Exercise details:
As the answer, give a copy of each line below that includes the word "switch".

──────── Input

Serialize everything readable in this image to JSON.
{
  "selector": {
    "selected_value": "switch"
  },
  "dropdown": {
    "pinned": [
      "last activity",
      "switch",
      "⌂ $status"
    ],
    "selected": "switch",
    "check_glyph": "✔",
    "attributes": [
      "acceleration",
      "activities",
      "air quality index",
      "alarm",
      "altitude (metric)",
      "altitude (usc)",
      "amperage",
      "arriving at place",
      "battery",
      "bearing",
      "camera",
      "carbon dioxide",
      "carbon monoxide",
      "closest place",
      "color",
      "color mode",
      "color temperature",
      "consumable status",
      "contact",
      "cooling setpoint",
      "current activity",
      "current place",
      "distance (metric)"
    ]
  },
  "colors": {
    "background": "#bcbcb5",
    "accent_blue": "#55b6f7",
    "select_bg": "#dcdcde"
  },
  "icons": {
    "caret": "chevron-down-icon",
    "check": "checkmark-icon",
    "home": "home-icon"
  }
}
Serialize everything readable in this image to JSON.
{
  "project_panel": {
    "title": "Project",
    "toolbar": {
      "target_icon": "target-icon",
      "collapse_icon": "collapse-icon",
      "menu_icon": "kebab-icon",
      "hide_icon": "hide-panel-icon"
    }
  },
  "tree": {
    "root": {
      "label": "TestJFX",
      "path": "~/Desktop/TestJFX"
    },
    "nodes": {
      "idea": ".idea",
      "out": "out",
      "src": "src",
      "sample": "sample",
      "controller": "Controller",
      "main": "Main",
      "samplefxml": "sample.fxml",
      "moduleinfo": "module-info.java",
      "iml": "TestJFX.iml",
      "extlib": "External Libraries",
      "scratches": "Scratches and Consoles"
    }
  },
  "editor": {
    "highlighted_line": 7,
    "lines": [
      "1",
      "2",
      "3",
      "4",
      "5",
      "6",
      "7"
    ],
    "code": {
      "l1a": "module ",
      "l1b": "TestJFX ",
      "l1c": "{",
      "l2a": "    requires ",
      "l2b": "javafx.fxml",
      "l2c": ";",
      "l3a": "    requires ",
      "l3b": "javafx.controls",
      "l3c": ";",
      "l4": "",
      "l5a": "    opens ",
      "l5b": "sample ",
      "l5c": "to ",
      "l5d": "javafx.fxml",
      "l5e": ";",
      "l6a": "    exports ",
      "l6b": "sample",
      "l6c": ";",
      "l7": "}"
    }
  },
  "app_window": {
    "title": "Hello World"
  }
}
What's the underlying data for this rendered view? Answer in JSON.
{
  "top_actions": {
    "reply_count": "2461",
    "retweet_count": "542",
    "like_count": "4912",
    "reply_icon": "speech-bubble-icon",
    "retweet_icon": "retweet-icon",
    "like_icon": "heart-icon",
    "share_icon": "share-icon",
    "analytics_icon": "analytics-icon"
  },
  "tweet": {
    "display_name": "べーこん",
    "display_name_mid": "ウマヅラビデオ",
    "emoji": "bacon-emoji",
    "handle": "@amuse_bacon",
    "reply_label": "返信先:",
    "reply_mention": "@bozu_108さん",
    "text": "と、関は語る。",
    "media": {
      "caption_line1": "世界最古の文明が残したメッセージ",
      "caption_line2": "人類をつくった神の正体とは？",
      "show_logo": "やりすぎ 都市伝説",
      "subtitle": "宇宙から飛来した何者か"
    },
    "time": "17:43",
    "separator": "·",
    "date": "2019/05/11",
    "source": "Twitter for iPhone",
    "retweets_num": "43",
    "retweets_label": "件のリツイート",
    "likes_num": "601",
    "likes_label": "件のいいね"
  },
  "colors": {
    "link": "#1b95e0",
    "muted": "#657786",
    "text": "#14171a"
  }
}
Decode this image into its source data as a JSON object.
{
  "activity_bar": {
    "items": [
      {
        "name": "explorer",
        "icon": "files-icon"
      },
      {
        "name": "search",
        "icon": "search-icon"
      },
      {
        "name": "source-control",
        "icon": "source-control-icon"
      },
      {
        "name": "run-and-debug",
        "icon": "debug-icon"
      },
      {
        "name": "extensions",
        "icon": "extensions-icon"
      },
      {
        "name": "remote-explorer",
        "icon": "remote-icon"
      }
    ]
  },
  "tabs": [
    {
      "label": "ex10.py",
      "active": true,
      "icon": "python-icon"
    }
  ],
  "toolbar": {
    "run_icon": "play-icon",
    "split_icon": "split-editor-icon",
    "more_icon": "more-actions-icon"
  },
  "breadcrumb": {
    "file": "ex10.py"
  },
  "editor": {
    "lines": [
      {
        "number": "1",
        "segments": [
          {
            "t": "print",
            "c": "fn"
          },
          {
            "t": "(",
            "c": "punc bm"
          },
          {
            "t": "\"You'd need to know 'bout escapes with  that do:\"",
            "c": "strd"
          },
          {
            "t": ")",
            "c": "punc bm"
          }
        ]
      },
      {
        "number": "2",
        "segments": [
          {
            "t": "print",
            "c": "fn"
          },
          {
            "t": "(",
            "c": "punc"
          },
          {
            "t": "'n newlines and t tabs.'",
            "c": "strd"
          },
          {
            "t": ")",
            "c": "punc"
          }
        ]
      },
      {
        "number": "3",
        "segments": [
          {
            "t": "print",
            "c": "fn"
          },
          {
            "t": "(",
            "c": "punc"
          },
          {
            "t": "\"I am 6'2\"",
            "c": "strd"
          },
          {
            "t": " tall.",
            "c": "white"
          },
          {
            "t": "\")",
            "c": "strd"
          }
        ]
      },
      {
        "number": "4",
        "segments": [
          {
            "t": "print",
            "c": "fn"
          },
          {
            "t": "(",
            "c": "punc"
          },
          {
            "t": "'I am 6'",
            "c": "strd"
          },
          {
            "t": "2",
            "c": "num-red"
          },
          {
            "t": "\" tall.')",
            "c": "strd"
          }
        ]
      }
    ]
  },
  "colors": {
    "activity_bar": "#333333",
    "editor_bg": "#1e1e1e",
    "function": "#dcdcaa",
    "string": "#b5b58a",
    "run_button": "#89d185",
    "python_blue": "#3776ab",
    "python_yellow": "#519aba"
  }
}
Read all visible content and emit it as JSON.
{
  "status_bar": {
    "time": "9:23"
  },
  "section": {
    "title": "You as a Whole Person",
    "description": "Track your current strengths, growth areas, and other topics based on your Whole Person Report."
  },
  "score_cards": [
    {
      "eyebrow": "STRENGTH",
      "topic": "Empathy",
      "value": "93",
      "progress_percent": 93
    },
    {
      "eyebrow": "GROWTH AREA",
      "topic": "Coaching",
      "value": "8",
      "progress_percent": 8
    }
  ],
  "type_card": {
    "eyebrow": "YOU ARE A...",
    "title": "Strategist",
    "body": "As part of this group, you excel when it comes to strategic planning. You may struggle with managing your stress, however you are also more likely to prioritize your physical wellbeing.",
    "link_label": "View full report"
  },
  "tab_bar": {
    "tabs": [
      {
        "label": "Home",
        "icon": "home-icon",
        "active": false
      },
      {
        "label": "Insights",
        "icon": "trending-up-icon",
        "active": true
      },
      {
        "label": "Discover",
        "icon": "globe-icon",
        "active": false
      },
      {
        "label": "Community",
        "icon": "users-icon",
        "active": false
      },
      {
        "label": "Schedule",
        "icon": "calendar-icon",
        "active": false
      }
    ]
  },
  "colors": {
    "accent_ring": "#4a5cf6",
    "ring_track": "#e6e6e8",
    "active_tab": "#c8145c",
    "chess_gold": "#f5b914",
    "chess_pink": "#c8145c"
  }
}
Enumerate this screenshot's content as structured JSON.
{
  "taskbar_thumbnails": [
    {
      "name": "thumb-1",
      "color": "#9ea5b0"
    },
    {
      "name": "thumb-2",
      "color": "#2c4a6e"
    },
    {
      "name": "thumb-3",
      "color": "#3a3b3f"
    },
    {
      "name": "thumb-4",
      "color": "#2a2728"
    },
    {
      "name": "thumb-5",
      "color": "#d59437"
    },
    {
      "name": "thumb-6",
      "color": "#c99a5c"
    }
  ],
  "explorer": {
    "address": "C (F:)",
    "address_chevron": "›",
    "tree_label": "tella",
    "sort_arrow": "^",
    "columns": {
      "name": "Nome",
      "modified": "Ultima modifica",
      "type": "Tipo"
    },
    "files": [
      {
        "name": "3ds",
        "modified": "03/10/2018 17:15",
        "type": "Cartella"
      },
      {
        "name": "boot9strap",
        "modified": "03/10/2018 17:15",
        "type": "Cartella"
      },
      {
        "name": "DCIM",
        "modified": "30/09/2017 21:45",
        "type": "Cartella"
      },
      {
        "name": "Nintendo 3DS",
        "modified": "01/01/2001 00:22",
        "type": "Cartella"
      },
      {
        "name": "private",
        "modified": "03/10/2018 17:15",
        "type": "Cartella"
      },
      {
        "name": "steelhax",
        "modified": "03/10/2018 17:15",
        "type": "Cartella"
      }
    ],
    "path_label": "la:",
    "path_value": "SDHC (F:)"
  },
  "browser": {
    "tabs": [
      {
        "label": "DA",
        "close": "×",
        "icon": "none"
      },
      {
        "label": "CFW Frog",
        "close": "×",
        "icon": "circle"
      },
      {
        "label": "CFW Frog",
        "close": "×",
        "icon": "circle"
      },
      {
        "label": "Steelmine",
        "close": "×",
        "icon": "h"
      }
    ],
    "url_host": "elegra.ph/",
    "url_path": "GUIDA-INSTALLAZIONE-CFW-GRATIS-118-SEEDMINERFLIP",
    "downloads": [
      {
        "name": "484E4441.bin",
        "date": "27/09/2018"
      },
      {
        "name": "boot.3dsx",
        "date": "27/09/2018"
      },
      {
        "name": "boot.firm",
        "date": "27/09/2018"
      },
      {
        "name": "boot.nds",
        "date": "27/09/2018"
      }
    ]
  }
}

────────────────

Solution:
    "selected_value": "switch"
      "switch",
    "selected": "switch",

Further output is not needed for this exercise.